conjunction with attribute (population / facility) can also be queried and the corresponding
output can be obtained in the form of a map. Fig. 8 shows the query output of unconnected
habitations as per PMGSY norms (habitations of population greater than 500 and all-weather
road passing more than 500 meters away) . The query shell thus aids in meaningful
presentation of the data to arrive at appropriate planning decisions.
GeoApproach facilitates preparation of the list of unconnected habitations in descending
order of their population :
Once the lists have been generated, the next task is to find out most efficient
and economic route, in terms of cost and utility, for providing access from an eligible
unconnected habitation to an existing all-weather road or to an already connected
habitation. Studies revealed that up to 95 % of the trips made by villagers are
to market, health, education & administrative centers. Consequently, utility value
(UV) of a habitation is calculated. Utility value of habitation is calculated by
giving appropriate weightage, inter alia, to a set of socio-economic/ infrastructure
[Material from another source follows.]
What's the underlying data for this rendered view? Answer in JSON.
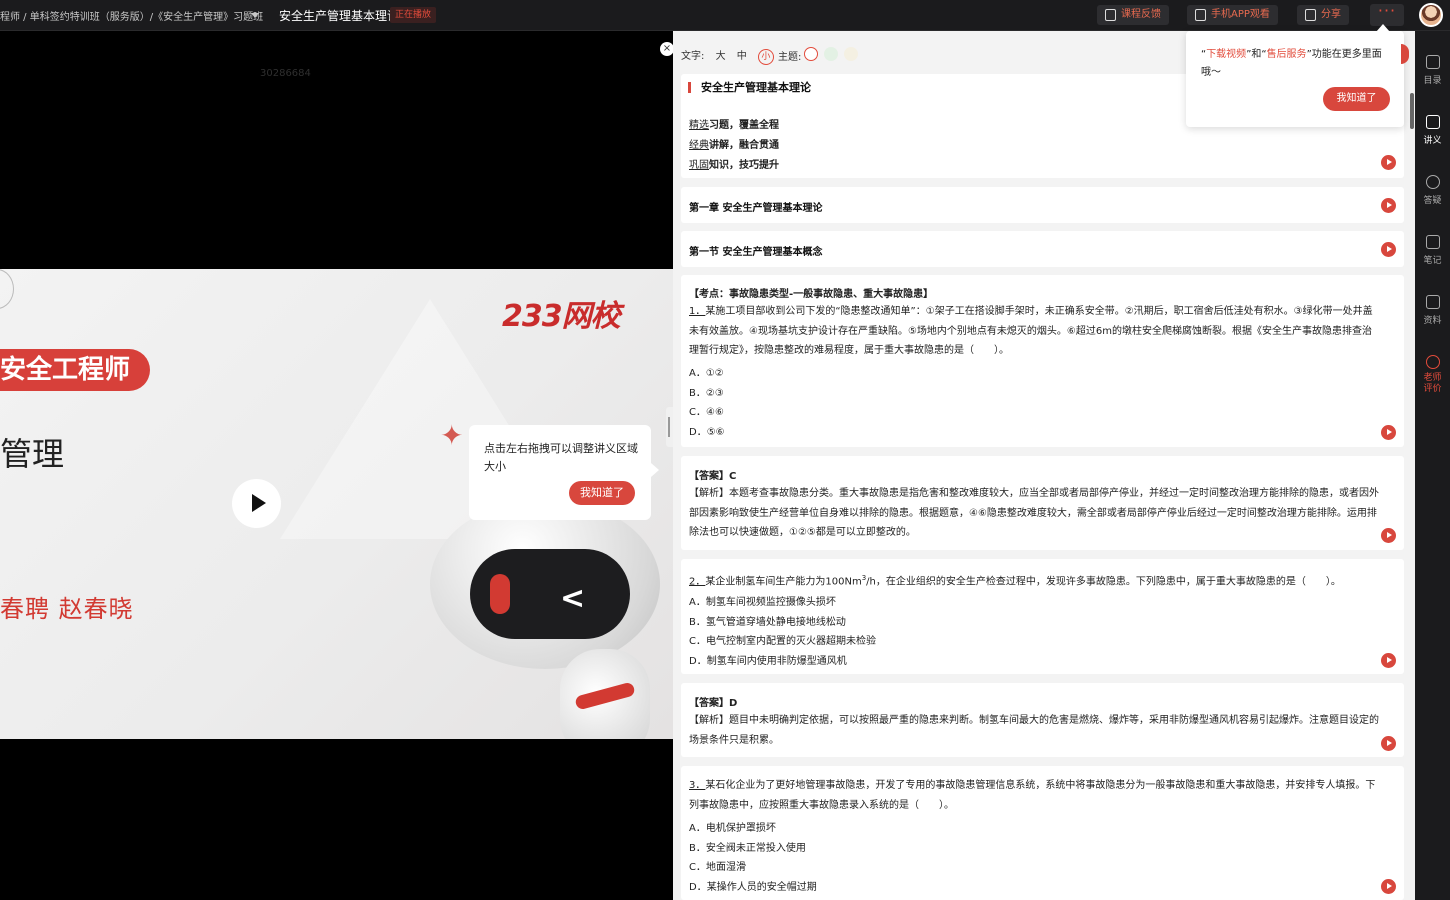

The choice of road to a connect habitation is determined by the Road Index (RI)
of the respective road links. The road which has highest RI would be preferred.
The RI can be calculated by dividing UV of the habitation and by the length of the
proposed road link. Fig. 9 shows the optimized link for connecting the unconnected
habitation in accordance with PMGSY norms.
GeoApproach provides an interactive and user-friendly interface and it does not
require any GIS expertise for its operation. It requires about 4~5 hours of learning
time and could be thus easily deployed where the operating personnel are usually
GeoApproach has been developed to facilitate preparation of district rural road
plan at Block level in accordance with PMGSY guidelines / norms. GeoApproach can
support a wide range of applications due to its rich functionality & open-ended
GeoApproach is a Geomatics-based decision support system for planning rural road
connectivity developed by National Informatics Centre, M.P. State Centre, India
for MPRRDA. Design and development methodology, salient features and illustrative
areas of applications for GeoApproach have been described.
GeoApproach may be considered to bring in the desired transparency and easeness
in the rural road planning and enable a faster response to the changing ground realities
in the development planning, owing to its in-built scientific approach. It demonstrates
that Geomatics approach can provide efficient & cost effective solutions for rural
road connectivity, and help bring the benefits of Information Technology to the
The authors are thankful to Dr. N. Vijayaditya, Director General, National Informatics
Centre, Department of Information Technology, Ministry of Communications & Information
Technology, Government of India for his constant support and encouragement.
Table 2 Spatial Data Dictionary
National Institute of Rural Development,